“There's been a lot of talk about sustainability in Europe for a number of years, but it's an intangible quality,” comments Marc Bonazountas, who heads the Environmental Systems Unit at Athens University and was technical adviser on the three-year project. EPSILON was one of 36 projects funded within the EPROS (European Plan for Research in Official Statistics) scheme of the IST programme which brought together national statistical institutes, universities, administrations and private companies and was managed by Eurostat – the EU's statistical office.

Being able to predict the impact of a policy decision is a powerful tool. But Bonazountas warns that no model is perfect: “No model can be an absolute reference, but within the same model it is possible to judge the relative merits between two competing policies,” he told IST Results.

For example, the authorities in the Italian region of Calabria tested the model to assess the sustainable management of water resources. Users are given a snapshot of a region's sustainability or they can drill down to examine just one aspect of the model. The authorities were so pleased with the results that they intend to expand their use of it, according to IST Results.

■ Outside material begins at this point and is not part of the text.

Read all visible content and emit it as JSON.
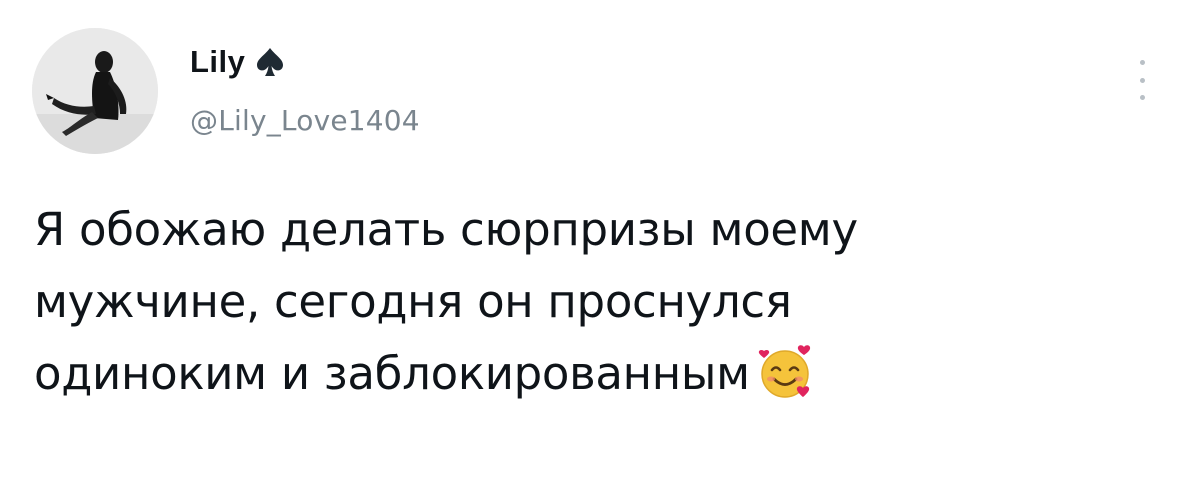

Enter the matrix
At the heart of the model are four pillars – environmental, economic, social and institutional – each subdivided into four themes, the so-called ‘sustainability matrix', for data collection. Under the water theme, for instance, you find fresh water quantity, surface water quality, coastal and ground water.

Very accurate data collected (to the Eurostat-defined NUTS III level) is entered into a mathematical model that estimates sustainability indices for themes and pillars per region. This model is also processed by a Geographical Information System (GIS) which then produces colour-coded maps showing and comparing the sustainability of particular regions under different scenarios.

Using new GeoSpace ‘clustering' techniques, EPSILON also developed alternative ways of displaying the data, where the geometry of the maps is created from the data itself. So-called ‘space models' like this provide real added value over conventional approaches, as they make peculiarities in the data easier to find.

A working version of the team's modelling software is now complete and being made available for testing purposes which will help refine the software and algorithms. But these systems take time to roll out, laments Bonazountas. It could take 20 years before the tool can become a widely accepted and reliable standard for modelling sustainability.

“It takes five years for a model to become well-known and another five for it to be tested. Finally, it takes probably ten years before a model's reputation and reliability are truly established,” he predicts.

IST Results

Convert article(s) to PDF

No article selected


loading


Search articles

Notes:
To restrict search results to articles in the Information Centre, i.e. this site, use this search box rather than the one at the top of the page.

After searching, you can expand the results to include the whole Research and Innovation web site, or another section of it, or all Europa, afterwards without searching again.

Please note that new content may take a few days to be indexed by the search engine and therefore to appear in the results.

Print Version
Share this article
See also

EPSILON project website

EPSILON fact sheet on CORDIS

Related projects researching in this area

Environment Policy Relevance


Contacts
Research DG contacts
  Top   Research Information Center